From Farming to Adding Value

In the Archangelsk experience most projects are concentrated on farming, or let’s say part time farming.
In Ireland we try to sustain part-time farming as well as small production of selected food items - cheese, jams etc. Another important area of activity is promotion of small enterprises such as fashion industries producing tweed or linen. Tweed is a particular cloth made from sheep’s wool. It is a traditional tailoring cloth in Ireland and in some places people work on producing fashion items. There are also associated jobs created through the processing of wool and so on. There is a long tradition of promoting the development of tourism. While there are limitations to tourism – it creates seasonal and low paid jobs and profits tend to accumulate among a few local business owners – it does also creates jobs and does stimulate certain economic activity.

Most of these enterprises are very small, employing three or four people, but they constitute a variety of activity in these areas and many do very well. They contribute to the creation of local markets and regenerate the production of food locally, in a context where people are more discerning in their choice of food – reflecting concerns about healthy eating and the use of chemicals in mass food production.

Certainly they are based on technologies, often advanced modern technologies (digital or linked to computers). But it is small technology that people are comfortable to use such as the micro technologies for small scale production of special select beers, smoked fish, micro bakeries etc.

And there are growing local opportunities. For example, there is a growing demand for quality food. People are fed up with mass produced tasteless food and the organic market concept is becoming popular and is growing.

We need to think in terms of tangible things that are meaningful to the forces of supply (producers) and demand (consumers). We also need to create jobs so people can stay in the area and generate some kind of local economy, that’s what makes people stakeholders in their local area. But this to a very big extent depends on local democracy, and the participation and the stage of development of a local community. People think about creating viable and sustainable villages but this is only possible when there are equal opportunities within communities. This is what partnerships can help to promote.

I really wish success to all those promoting and assisting community development in Russia. I wish success to the initiatives taken by the Institute in which Gleb Tyurin works and to the Global Village network. I hope that greater links are established between Irish and Russian communities in the pursuit of knowledge and mutual learning. Links is very important in promoting new thinking.

With new technology it is possible to arrange video bridges between communities in Ireland and Archangelsk region (or any other region in Russia). In this way we can establish exchange of knowledge and experience.

I wish you success in your work, bearing in mind that the biggest challenge is the mind set of people. If they see no hope, can’t see the horizon, as often happens, there is not the slightest hope for the village or community. But if we manage to create hope and vision, things will change.

Views: 135

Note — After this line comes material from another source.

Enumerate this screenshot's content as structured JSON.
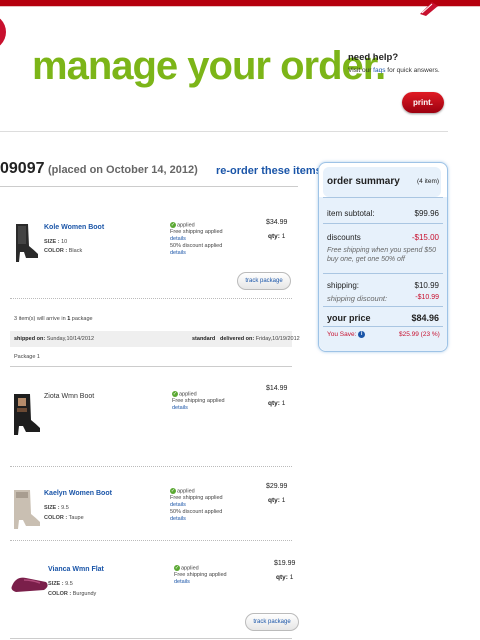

Comment by Richard O'Farrell on May 8, 2010 at 9:34am
As a new member of Global Villages, and fellow Irishman, I was delighted to now read your excellent article/ interview and the sheer commitment to Community Development Hubs as a toolbox for change. I am particularly captured by your closing point:"......... bearing in mind that the biggest challenge is the mind set of people. If they see no hope, can’t see the horizon, as often happens, there is not the slightest hope for the village or community. But if we manage to create hope and vision, things will change. things stood out for me", For me the glue logic that first binds and empowers a community is having one vision for themselves as a community linked to a national vision, it is that which unifies and compels them into positive action that breeds community benefits.


You need to be a member of Global Villages Network to add comments!

Join Global Villages Network

© 2022   Created by Franz Nahrada.   Powered by

Report an Issue  |  Terms of Service